Highview Power reported that it partnered with Finland-based engineering firm, Citec, to modularize its gigawatt-scale cryogenic energy storage system. The company contends that with a simplified design and streamlined engineering from Citec, a conventional plant configuration of 50 MW and 500 MWh can be easily and economically scaled up to multiple gigawatt hours, or down, without limitation.
“Last year, we launched the world’s first grid-scale liquid air energy storage plant, and in 2019 we will be commercializing our long-duration energy storage solutions globally,” said Javier Cavada, President and CEO of Highview Power. “Modularizing our liquid air technology will help us deploy our systems more efficiently and cost-effectively, providing an attractive advantage for project developers and investors.”
The company says it selected Citec as its engineering partner because of its track record of modularizing industrial plant products, as well as its international resources and clear understanding of completing engineering projects around the world. Highview Power intends to design the first modular solution with a standard configuration of 50 MW and 500 MWh. Then, the solution can be customized to meet the individual needs for various storage capacities.

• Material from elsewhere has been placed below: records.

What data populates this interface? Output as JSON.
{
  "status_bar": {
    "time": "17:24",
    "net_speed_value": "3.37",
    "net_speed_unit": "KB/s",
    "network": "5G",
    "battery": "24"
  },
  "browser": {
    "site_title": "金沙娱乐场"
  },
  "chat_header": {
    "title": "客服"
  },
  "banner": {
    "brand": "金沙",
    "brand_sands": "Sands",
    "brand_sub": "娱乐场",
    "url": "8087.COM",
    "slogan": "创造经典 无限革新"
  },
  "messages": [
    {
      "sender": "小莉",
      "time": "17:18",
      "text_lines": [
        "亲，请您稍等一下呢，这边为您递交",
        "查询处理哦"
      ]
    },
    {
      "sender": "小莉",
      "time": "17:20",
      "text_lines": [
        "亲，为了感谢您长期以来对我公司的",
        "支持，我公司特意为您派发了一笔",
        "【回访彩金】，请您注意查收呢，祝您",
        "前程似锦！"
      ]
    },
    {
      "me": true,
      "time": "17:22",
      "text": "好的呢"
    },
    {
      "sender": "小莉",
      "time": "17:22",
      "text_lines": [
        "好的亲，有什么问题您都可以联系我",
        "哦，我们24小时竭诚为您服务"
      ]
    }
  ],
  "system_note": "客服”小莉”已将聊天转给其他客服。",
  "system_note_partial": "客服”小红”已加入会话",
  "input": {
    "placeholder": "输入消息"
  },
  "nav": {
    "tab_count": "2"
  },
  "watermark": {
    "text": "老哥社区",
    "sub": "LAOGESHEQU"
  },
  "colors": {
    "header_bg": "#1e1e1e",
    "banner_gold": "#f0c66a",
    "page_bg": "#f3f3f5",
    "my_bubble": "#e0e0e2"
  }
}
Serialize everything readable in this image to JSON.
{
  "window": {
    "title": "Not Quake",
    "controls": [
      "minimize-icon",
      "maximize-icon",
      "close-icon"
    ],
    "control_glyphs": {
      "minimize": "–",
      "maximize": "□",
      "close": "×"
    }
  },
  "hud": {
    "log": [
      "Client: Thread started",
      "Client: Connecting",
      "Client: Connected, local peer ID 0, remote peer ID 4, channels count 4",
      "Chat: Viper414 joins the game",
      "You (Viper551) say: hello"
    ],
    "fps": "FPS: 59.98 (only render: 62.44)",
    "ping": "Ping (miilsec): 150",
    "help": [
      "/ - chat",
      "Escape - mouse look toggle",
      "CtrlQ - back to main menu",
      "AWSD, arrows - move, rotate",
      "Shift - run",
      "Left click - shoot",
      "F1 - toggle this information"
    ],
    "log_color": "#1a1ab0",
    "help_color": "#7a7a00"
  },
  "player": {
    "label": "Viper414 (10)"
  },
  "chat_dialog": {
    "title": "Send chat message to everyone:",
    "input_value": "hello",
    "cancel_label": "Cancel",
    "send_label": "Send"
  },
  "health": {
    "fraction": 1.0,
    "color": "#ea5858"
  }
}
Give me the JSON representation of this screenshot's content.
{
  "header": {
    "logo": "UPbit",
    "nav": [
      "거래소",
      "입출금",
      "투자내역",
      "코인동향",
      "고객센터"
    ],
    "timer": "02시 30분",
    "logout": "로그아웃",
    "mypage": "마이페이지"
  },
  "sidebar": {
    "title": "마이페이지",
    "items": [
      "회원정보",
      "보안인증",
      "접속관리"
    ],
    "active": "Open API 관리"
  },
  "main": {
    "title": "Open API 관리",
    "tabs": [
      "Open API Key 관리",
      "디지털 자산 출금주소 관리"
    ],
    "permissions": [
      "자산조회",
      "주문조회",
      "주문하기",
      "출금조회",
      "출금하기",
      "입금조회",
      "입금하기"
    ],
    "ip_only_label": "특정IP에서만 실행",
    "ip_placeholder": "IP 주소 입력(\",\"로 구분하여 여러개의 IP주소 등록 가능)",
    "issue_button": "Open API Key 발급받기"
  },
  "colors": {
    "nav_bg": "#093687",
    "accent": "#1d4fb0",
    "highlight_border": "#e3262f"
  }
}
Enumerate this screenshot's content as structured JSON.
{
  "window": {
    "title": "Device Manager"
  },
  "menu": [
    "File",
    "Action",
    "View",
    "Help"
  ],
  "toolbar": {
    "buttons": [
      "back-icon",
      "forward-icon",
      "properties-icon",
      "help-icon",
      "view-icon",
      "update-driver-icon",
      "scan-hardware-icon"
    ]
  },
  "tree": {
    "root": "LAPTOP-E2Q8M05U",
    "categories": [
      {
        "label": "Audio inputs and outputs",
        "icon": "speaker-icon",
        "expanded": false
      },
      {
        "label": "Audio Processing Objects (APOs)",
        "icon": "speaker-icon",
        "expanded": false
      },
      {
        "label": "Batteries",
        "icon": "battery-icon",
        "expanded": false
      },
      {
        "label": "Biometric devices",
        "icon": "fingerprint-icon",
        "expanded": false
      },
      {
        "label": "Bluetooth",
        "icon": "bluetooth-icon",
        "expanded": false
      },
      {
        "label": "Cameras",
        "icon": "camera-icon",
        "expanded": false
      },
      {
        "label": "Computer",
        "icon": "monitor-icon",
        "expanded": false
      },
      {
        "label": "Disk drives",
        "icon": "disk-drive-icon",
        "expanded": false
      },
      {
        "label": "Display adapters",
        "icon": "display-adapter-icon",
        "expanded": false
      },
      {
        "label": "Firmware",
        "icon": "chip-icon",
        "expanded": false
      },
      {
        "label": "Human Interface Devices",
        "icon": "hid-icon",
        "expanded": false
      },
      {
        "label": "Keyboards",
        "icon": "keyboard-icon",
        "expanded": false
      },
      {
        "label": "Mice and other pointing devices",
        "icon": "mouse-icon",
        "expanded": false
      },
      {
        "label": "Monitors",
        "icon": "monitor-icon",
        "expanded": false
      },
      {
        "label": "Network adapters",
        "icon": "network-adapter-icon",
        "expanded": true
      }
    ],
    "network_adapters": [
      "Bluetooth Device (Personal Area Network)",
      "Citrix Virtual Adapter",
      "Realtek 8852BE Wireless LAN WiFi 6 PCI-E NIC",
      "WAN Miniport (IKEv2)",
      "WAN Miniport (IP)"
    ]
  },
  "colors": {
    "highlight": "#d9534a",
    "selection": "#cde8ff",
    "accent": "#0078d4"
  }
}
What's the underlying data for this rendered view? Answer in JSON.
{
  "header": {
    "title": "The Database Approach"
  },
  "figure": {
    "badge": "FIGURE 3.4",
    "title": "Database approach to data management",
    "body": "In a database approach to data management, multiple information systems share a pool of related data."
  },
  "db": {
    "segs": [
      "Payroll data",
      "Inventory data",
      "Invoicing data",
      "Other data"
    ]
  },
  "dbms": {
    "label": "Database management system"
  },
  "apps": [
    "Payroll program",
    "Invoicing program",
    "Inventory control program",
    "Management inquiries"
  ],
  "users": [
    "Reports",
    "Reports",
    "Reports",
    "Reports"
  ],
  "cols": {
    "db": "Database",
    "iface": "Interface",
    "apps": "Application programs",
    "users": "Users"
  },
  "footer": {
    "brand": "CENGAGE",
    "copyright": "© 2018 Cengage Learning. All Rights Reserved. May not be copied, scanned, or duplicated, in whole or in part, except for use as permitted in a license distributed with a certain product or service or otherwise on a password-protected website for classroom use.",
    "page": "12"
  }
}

“This first project is to develop a modular solution for one storage capacity, and from this basis, repeated projects with localization and for varying storage capacities will be developed,” said Johan Westermarck, CEO, Citec. “We are very excited to begin work on this first project – both parties’ ambition is to create and establish a long-term partnership. The business cooperation with Highview Power is strategically important as it brings Citec to the frontline of new energy solutions that are eagerly needed to balance the increasing solar and wind production capacity.”
Highview Power contends that as more renewable energy sources are added to the power grid, giga-scale energy storage is the necessary framework to make such intermittent sources of power reliable enough to become the baseload before it is possible to reach the target of 100 percent renewable power.
“Our cryogenic energy storage systems are equivalent in performance to – and could replace – a fossil fuel power station,” said Cavada. Highview Power says its system can also support electricity and distribution systems while offering additional security of supply.
Highview Power’s proprietary cryogenic energy storage technology uses a freely available resource air. Air is cooled and stored as a liquid and then converted back into a gas to generate energy that powers turbines that produce electricity. Unlike chemical-based technologies, Highview Power’s system operates with the help of the thermodynamic cycle that can work with collocated thermal processes such as Liquified Natural Gas (LNG) regasification plants, peaking plants, and industrial applications.
According to Highview Power, their system can utilize waste heat and cold streams to improve the efficiency of its customers’ main processes by transforming their waste thermal energy into a useful resource for the system.
Highview Power pointed out that the company holds a significant portfolio of patents covering all aspects of its proprietary Liquid Air Energy Storage technology ( LAES, also known as cryogenic energy storage) and its control, protecting innovations related to the process, system components, and methods of operation.